Work required
State how many lines in the material hold the string "DocMind"; nothing besides that number is expected.

Supplied material
┄┄┄┄┄┄┄┄┄┄

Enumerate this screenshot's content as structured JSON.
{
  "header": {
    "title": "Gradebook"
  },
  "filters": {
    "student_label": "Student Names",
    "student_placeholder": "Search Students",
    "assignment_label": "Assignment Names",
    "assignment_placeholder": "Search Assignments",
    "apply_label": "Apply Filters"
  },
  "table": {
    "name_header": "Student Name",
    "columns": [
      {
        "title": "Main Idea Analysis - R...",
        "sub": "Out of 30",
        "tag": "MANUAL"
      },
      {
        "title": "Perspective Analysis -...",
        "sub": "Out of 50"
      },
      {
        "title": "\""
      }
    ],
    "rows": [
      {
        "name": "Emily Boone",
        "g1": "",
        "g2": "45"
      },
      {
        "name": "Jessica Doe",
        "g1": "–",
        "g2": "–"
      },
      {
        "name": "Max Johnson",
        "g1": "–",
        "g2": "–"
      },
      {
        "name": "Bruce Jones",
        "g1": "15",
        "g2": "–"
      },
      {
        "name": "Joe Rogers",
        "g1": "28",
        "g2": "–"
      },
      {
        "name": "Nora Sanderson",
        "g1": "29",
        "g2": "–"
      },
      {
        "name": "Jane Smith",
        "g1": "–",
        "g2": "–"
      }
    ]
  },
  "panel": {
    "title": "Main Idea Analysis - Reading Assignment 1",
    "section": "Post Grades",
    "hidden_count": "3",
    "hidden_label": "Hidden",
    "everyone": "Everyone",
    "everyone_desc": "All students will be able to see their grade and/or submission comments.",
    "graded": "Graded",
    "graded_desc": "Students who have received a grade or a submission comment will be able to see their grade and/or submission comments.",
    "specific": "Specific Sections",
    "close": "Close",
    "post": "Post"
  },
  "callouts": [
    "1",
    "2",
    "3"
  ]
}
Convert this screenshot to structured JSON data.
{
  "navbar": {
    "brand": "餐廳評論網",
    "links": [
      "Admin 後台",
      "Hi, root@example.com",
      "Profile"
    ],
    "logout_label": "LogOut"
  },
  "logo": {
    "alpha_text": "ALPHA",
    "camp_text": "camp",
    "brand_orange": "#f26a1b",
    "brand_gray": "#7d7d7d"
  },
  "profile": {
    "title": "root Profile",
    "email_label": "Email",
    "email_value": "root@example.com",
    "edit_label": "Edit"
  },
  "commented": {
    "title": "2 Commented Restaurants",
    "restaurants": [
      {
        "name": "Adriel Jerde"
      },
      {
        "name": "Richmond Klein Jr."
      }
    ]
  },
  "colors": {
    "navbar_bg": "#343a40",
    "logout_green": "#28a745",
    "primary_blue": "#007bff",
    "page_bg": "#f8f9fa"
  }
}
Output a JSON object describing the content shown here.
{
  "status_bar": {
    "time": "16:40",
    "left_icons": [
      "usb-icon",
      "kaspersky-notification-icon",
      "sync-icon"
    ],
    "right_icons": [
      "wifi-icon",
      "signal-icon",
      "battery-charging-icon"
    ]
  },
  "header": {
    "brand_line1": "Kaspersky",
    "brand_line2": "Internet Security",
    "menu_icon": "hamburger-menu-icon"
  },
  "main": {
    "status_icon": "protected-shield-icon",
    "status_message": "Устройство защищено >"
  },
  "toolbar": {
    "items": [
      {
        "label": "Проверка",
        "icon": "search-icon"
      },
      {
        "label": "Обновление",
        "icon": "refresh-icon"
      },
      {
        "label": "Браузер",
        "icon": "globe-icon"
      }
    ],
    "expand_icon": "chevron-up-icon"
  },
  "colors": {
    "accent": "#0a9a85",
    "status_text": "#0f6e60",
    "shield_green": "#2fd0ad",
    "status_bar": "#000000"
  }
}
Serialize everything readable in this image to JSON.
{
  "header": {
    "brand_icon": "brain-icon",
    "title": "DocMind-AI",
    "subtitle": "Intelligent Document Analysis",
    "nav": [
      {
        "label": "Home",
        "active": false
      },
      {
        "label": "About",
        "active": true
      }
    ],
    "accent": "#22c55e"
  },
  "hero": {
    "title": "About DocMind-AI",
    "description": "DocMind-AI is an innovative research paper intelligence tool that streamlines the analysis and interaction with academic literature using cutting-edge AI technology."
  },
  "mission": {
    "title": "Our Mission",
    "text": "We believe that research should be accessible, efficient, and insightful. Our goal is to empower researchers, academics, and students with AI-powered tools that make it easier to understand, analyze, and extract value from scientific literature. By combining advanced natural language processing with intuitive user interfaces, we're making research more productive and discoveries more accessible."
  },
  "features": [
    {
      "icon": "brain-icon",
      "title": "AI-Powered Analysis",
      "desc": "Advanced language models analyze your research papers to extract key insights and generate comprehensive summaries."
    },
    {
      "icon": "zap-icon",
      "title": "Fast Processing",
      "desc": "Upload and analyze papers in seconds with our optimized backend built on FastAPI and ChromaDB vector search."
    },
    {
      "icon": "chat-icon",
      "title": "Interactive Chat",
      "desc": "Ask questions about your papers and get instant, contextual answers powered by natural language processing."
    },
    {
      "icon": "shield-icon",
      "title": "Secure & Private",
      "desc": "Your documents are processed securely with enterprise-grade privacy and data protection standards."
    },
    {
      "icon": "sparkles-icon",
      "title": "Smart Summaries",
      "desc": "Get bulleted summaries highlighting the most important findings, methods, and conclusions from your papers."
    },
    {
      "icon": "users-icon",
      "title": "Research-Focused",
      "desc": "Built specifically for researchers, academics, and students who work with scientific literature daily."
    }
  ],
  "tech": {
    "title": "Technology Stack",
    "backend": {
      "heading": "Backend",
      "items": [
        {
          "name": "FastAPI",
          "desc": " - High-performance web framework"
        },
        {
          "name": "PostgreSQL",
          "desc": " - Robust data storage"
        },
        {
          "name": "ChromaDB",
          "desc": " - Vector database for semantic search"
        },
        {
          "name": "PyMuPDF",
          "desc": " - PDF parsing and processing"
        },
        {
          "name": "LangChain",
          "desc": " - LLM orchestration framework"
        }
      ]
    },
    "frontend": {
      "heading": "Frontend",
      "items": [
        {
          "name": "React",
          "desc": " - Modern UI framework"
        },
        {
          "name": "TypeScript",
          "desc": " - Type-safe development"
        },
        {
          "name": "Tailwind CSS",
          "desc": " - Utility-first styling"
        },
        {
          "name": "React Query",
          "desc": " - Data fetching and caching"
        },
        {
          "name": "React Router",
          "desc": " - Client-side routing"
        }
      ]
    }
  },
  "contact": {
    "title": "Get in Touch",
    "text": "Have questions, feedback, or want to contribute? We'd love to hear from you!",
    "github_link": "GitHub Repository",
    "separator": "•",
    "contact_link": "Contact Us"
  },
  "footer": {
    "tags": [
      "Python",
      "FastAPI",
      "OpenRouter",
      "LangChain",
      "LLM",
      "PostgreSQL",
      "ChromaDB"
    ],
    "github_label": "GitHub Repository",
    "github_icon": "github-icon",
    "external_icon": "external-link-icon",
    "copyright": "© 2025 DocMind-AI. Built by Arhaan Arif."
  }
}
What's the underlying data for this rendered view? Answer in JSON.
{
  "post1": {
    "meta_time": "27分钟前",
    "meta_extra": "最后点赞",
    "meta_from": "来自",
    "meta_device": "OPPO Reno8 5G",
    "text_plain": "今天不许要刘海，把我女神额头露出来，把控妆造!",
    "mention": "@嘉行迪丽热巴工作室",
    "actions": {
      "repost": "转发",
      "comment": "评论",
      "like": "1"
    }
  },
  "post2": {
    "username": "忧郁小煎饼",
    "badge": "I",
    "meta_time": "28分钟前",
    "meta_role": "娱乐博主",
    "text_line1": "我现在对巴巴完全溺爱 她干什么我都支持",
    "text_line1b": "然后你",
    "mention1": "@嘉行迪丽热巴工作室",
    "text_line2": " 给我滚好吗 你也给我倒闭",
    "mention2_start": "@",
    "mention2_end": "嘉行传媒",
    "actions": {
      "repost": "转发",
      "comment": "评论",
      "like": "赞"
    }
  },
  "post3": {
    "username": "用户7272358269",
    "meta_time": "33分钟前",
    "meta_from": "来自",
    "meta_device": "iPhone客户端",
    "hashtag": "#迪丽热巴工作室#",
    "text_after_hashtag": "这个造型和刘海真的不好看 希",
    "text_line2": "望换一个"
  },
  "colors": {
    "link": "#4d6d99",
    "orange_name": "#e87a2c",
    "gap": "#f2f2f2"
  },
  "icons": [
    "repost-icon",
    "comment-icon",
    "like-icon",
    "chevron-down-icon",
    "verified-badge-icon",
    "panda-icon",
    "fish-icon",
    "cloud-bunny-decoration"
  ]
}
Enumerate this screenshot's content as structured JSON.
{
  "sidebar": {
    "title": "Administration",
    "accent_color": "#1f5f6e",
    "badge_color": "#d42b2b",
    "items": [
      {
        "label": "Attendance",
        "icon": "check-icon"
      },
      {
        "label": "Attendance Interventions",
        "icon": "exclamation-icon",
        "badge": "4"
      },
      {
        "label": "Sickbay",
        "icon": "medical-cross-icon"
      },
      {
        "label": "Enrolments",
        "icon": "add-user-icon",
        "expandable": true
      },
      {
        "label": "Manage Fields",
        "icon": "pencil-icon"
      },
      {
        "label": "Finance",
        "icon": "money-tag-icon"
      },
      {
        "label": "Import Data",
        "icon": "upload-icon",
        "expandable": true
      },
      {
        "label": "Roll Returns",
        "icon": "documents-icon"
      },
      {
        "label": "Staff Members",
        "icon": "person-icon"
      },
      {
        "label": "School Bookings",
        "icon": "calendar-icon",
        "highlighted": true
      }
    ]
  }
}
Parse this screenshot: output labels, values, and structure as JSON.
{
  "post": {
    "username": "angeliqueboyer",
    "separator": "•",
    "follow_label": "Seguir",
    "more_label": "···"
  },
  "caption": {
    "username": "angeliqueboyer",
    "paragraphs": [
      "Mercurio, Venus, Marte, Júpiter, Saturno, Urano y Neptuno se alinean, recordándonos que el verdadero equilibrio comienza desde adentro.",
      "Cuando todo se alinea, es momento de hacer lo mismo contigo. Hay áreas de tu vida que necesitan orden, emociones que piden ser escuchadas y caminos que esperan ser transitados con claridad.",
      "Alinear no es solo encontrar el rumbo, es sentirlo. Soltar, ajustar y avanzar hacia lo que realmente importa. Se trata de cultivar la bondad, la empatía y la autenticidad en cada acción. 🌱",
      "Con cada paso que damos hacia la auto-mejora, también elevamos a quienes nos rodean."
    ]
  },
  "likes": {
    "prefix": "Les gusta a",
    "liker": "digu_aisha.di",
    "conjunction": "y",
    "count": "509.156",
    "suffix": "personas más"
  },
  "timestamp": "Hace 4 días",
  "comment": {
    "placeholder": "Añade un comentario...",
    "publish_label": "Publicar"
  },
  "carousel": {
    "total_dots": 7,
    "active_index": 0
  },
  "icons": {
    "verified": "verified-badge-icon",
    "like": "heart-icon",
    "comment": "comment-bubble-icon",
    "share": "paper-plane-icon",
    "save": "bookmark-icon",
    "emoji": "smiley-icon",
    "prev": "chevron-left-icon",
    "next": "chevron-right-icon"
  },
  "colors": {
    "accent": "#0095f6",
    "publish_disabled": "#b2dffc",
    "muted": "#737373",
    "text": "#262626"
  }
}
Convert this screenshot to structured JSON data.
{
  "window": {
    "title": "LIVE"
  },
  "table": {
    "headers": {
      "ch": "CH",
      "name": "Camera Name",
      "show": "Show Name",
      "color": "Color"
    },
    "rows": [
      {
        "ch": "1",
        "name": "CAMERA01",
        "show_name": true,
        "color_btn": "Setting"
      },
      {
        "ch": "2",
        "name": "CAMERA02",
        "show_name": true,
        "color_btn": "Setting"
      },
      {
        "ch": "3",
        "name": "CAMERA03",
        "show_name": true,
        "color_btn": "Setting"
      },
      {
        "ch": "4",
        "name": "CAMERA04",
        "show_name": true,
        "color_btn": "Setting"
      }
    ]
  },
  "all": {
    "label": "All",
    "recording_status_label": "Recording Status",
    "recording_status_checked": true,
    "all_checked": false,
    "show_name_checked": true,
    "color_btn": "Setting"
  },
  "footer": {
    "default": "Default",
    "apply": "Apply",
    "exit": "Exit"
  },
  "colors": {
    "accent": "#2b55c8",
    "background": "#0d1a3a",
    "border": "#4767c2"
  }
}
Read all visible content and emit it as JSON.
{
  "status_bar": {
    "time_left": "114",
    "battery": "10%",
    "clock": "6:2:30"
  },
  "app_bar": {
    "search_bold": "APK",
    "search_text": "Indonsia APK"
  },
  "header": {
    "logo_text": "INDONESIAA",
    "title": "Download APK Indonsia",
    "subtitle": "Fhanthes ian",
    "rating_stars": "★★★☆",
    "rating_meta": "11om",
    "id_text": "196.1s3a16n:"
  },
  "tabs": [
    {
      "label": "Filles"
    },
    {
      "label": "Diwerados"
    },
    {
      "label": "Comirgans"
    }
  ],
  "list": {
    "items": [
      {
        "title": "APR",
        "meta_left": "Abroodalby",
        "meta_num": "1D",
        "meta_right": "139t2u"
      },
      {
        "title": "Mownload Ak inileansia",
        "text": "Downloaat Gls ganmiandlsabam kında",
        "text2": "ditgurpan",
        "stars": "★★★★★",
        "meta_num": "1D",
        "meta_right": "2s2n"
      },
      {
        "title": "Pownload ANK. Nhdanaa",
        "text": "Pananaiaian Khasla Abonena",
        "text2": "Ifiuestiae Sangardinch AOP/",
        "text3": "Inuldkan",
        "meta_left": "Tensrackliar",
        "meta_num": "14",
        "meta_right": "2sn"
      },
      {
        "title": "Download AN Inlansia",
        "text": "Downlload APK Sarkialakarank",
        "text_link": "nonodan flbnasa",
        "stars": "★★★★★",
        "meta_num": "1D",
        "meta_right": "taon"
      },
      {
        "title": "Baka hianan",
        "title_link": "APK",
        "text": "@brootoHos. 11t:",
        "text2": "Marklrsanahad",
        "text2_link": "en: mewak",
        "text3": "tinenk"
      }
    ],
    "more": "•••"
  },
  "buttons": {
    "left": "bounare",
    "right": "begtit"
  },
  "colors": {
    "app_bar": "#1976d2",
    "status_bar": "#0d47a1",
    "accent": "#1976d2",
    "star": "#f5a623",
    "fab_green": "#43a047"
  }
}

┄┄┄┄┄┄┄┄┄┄

Answer area
4